Kasilof Special Use Area to be appealed



Adam Smith, a natural resource manager for the Department of Natural Resources said that if a fee is ever implemented, it would be to cover expenses associated with providing support services during the personal use fisheries, not to use the fishery.

According to Smith, enforcement authority is contingent upon support from the Legislature.
Regulations have not been adopted for the area as of yet and will be a separate process, Raymond Keough, also a natural resource manager for DNR said.

When the state Department of Natural Resources announced its decision May 26 to designate the area around the mouth of the Kasilof River as a Special Use Area, not everyone was thrilled.

Debbie Brown, president of the Cohoe Kasilof Community Council, said she is planning to file an appeal in hopes of keeping the existing regulations instead of conforming to new ones that DNR may implement.

"We seek to disagree with DNR without being disagreeable," Brown said.

Brown and the council have 20 days from the date of DNR's decision, and Brown said they want to wait until the deadline gets closer to make sure they have a solid appeal developed.

Adam Smith, a natural resource manager at DNR, said the decision to designate the special use area was based on prevalent problems of the area.

"Basically what we did was look at some of the problems that are well known and developed basic requirements or special protections to address those management issues," Smith said. "For example, the motorized use on the dunes has been an outstanding problem."

Smith cited the fence that was installed last month as a big indicator that something had to be done.

The decision provides the scoping process for possible regulations to be adopted in the future, according to Raymond Keough, also a natural resource manager with DNR.

"These are not regulations for the area," Keough said. "Any regulations in the area need to be adopted through the Alaska Administrative Procedures Act, so that will be a separate process."

To be able to adopt regulations, there will be another public process.

"People will be able to give input on those regulations," Smith said.

For now, Smith said, DNR staff members will be dropping into the area and talking to the users on a limited basis to glean input from the users and monitor the dune fencing project.

Brown fears there will be fees to use the land.

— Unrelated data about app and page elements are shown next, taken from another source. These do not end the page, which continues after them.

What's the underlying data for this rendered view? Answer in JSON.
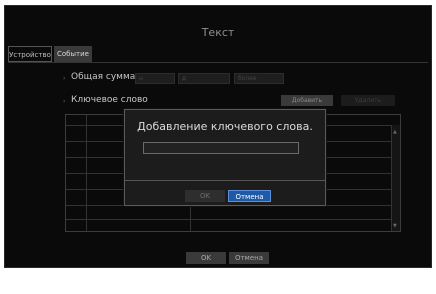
{
  "window": {
    "title": "Текст"
  },
  "tabs": [
    {
      "label": "Устройство"
    },
    {
      "label": "Событие"
    }
  ],
  "sum": {
    "label": "Общая сумма",
    "field1": "н",
    "field2": "д",
    "field3": "более"
  },
  "keywords": {
    "label": "Ключевое слово",
    "add_label": "Добавить",
    "delete_label": "Удалить"
  },
  "dialog": {
    "title": "Добавление ключевого слова.",
    "input_value": "",
    "ok_label": "OK",
    "cancel_label": "Отмена"
  },
  "footer": {
    "ok_label": "OK",
    "cancel_label": "Отмена"
  },
  "colors": {
    "accent": "#1f5aa8",
    "background": "#0a0a0a"
  }
}
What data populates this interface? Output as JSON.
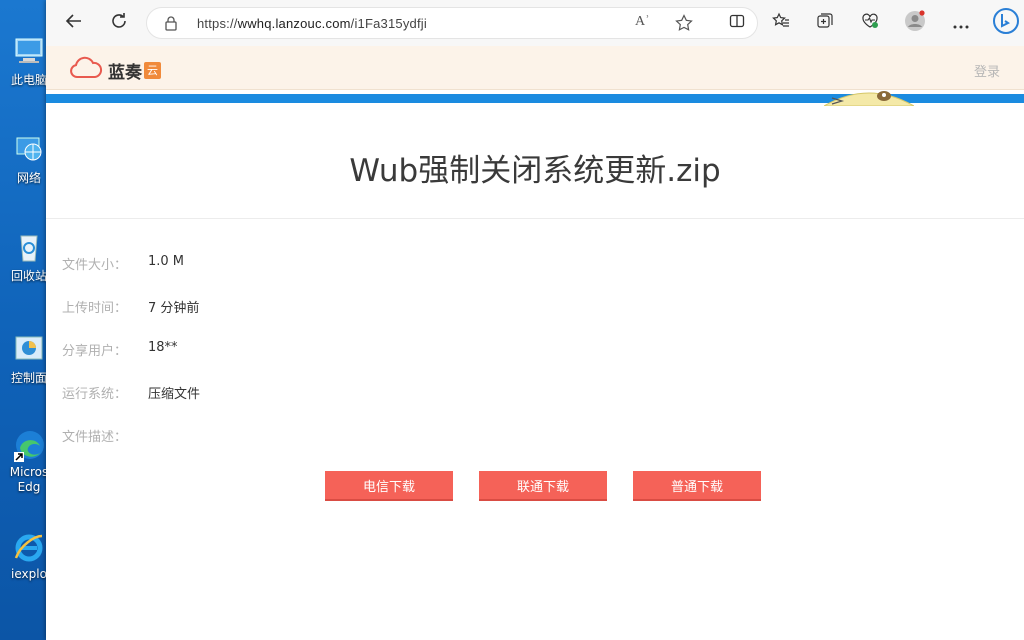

However, Keough said if there was ever a fee, it would be to cover expenses associated with providing support services during the personal use fisheries.

DNR plans to have its own enforcement authority in the area contingent upon on support from the Alaska legislature, according to Smith.

Brown said there is no need for DNR to create a special use area with more restrictive rules and regulations, fees and fines. Brown believes if the Alaska State Troopers and Alaska Fish and Wildlife patrol the area during personal-use fishing days, they can enforce the existing regulations.

"Many property owners and year-round residents do not take kindly to having outside influences change the character of their community without consent," Brown said.

Keough said he has received a few comments so far and believes people will see this (decision) as a positive for the area.

"I think people are pretty excited that we've actually done something for habitat protection but allowing people to still enjoy the fishery," Keough said. "So I think we've struck a pretty good balance."